‘Just on, wherever that is,’ Jack answered. He stood and said, ‘I’m tired and need to get some sleep.’

‘I understand,’ John said sitting up and spitting the blade of grass into the river.

Jack removed the t-shirt that John had given him and slid his shoes and socks and jeans off and now naked laid them all out beside his open sleeping bag as if they were still being worn by an invisible being. He laid down on his back and looked up at the dark bridge. He heard the dog lap some water from the river then settle in the grass nearby. He said nothing as John removed all of his clothes and laid down beside him. Jack fell asleep.

When he awoke John was gone.

As he stood along the side of Highway 34 outside of Pierre going east he stuck his thumb out and quickly caught a ride with a middle-aged man wearing a white cowboy hat and cowboy boots driving a pick up truck. He put his backpack in the back seat and settled into the front passenger seat, looking down and seeing a ten-dollar bill sticking out of his jeans pocket. As the man pulled the truck back onto the highway Jack could see the Missouri River in the distance. He turned his head hoping that he would remember this moment, this place. In the side mirror he saw the dog running down the highway after the truck, after him. As the truck sped up and the dog was lost in the distance, he told the man his name was Jack. The man put his hand on Jack’s leg and squeezed.

 ∼

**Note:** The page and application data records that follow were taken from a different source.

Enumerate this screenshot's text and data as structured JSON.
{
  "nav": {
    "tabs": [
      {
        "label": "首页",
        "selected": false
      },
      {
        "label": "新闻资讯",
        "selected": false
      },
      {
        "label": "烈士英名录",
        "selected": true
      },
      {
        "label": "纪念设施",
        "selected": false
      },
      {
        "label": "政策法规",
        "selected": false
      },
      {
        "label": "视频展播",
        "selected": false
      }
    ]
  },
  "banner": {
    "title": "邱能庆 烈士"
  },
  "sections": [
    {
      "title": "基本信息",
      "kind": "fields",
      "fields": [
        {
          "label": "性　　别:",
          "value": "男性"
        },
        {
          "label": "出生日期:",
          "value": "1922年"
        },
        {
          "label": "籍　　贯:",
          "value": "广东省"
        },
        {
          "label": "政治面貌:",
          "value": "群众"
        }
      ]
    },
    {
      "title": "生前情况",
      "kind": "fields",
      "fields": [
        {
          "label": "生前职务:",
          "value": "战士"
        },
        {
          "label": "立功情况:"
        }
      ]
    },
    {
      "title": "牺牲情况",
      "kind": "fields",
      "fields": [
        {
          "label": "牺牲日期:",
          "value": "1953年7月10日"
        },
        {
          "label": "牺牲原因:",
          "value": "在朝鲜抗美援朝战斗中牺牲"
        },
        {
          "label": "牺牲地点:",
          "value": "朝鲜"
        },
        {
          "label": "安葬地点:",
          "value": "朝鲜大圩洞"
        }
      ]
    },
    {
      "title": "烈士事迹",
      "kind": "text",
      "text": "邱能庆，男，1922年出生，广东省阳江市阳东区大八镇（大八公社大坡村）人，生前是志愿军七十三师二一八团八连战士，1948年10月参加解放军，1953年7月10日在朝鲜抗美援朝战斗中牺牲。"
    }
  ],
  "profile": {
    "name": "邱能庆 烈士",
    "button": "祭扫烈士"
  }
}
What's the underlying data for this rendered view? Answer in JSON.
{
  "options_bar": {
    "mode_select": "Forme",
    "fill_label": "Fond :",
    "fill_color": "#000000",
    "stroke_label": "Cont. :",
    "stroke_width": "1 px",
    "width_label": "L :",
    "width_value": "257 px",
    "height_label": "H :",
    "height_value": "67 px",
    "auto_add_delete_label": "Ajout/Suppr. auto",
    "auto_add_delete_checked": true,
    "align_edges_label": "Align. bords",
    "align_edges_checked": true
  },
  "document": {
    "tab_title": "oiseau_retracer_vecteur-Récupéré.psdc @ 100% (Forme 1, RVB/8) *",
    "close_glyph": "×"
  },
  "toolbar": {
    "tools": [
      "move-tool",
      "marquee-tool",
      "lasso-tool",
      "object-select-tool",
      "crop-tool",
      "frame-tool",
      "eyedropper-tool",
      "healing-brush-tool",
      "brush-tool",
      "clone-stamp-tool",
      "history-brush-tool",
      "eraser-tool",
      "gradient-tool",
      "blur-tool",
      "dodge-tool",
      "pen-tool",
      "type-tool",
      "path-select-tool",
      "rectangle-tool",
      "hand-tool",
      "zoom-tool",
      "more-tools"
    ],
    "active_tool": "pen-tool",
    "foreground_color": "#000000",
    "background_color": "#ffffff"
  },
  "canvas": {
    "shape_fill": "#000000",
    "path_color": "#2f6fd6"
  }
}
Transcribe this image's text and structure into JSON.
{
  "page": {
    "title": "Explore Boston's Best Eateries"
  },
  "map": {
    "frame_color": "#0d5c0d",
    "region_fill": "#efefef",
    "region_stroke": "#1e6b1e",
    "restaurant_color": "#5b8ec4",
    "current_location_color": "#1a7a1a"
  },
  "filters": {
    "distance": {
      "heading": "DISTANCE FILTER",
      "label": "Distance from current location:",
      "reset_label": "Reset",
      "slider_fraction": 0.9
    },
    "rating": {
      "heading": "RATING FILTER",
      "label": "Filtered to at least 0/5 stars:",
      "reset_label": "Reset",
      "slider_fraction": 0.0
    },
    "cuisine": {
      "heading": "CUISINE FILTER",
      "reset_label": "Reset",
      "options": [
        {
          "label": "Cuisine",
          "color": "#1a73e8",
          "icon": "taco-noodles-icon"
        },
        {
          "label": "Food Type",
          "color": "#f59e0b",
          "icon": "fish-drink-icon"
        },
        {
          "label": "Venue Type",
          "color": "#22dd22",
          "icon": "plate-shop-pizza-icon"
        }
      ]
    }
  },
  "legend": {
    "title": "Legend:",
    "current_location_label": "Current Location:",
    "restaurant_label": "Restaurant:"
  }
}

Steve Carr began his writing career as as military journalist and has had stories published in The Wagon Magazine, CultureCult Magazine, Literally Stories, Viewfinder, and in the Utopia/Dystopia Anthology by Flame Tree Publishing, among many others. His stories will soon appear in Visitant Literary Journal, A Door is A Jar, The Spotty Mirror and in anthologies by Centum Press and Fantasia Divinity Publications. His plays have been produced in several states including Arizona, Missouri and Ohio. He is a 2017 Pushcart prize nominee for his story “The Tale of the Cabbage Patch” in Sick Lit Magazine.